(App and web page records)
════════════════

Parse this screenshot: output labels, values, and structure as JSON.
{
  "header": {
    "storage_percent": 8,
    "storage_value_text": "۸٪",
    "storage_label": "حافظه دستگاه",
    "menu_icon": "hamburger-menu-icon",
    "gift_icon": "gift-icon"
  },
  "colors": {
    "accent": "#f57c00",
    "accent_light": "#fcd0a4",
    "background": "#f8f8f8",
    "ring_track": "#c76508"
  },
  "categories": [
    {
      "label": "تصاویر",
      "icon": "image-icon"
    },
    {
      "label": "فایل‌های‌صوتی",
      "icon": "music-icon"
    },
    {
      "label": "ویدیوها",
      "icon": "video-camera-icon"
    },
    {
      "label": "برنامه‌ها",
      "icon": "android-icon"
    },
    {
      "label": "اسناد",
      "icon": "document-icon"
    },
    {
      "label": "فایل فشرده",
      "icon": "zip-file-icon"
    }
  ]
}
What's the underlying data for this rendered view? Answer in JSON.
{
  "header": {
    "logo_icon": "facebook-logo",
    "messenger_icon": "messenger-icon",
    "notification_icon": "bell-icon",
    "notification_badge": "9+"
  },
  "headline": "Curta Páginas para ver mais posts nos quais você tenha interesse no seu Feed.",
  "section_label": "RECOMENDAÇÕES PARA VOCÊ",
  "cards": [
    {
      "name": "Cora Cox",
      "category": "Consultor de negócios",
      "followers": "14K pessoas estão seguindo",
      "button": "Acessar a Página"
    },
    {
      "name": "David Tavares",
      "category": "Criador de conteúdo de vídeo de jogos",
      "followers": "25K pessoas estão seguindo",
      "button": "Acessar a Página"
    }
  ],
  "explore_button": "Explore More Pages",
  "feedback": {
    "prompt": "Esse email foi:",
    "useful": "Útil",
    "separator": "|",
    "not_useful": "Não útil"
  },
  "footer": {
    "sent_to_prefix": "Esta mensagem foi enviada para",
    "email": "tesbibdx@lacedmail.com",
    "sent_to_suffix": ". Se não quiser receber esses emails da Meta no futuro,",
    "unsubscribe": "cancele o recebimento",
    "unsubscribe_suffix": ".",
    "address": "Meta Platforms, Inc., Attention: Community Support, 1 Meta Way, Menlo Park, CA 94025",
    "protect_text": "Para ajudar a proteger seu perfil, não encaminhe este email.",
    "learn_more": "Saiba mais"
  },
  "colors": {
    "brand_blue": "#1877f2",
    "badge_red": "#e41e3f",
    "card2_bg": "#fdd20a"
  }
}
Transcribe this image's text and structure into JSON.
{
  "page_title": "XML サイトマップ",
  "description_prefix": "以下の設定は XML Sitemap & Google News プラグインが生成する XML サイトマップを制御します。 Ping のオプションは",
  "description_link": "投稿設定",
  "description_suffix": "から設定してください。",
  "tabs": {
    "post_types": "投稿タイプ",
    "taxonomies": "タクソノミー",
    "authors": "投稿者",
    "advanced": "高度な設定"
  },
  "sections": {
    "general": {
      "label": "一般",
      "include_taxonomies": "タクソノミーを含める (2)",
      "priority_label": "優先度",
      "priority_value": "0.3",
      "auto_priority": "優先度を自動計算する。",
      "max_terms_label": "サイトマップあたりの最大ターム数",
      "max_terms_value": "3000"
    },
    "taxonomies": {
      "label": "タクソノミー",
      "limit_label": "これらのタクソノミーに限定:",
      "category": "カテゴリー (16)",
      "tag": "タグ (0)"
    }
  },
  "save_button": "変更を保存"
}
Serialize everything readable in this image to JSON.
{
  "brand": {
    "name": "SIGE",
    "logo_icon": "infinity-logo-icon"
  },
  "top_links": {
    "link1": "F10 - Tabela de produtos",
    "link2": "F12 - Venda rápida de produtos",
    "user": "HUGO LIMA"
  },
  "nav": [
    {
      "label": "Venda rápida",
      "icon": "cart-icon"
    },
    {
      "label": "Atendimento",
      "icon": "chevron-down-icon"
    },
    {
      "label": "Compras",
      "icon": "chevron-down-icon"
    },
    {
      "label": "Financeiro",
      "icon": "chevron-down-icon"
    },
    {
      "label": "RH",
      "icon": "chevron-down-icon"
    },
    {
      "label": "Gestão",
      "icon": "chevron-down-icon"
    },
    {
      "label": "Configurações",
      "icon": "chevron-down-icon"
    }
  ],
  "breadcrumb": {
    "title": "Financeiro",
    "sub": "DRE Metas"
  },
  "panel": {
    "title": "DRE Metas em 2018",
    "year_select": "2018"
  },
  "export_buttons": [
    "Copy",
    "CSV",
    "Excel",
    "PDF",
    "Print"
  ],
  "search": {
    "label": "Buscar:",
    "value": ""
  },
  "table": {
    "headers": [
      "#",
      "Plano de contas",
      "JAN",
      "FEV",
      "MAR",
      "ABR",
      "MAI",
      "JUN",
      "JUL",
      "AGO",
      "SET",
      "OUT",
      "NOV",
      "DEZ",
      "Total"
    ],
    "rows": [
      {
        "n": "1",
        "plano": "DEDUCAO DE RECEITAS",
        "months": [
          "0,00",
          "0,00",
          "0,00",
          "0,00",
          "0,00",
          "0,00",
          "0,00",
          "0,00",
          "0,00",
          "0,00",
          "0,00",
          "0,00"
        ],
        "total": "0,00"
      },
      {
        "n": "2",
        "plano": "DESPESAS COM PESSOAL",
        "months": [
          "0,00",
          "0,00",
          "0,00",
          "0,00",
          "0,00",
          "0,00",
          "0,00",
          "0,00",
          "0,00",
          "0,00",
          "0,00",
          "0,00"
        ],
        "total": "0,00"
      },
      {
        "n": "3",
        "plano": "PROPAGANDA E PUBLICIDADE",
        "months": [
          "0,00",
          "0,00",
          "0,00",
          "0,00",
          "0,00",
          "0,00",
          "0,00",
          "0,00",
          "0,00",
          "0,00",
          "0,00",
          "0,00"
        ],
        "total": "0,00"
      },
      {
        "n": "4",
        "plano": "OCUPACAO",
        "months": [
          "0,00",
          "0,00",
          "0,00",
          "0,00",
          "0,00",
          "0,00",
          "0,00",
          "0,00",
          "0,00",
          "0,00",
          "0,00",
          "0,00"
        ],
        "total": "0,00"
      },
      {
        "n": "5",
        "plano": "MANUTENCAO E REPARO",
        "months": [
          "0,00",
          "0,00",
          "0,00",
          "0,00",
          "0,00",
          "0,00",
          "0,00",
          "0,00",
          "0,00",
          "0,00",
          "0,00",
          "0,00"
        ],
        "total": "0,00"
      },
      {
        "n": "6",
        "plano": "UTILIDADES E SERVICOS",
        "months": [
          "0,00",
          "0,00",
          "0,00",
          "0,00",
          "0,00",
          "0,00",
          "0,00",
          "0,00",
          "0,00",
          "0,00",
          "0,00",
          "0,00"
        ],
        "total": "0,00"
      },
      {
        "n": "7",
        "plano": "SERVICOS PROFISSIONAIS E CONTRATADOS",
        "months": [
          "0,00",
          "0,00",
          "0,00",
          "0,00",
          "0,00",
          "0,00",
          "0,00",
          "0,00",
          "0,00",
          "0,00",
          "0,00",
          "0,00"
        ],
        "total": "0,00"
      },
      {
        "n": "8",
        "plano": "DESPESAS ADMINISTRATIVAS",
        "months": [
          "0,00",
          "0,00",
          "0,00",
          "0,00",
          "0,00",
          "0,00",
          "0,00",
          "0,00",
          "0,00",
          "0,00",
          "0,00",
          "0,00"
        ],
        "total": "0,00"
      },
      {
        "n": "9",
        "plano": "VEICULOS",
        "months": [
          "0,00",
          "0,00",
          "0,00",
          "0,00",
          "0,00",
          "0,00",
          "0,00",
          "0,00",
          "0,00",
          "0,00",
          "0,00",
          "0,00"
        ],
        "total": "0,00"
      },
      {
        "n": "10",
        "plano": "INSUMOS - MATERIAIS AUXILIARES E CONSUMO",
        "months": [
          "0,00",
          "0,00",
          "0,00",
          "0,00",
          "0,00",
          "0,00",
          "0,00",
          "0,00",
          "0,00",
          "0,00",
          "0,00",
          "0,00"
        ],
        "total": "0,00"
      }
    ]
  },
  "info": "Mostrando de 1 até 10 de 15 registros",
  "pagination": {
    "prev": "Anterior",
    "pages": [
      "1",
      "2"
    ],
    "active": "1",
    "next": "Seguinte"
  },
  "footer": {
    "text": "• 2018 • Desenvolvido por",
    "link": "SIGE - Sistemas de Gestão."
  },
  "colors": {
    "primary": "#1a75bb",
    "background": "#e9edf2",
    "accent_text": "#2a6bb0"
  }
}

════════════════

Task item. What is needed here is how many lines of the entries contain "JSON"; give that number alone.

Expected answer. 4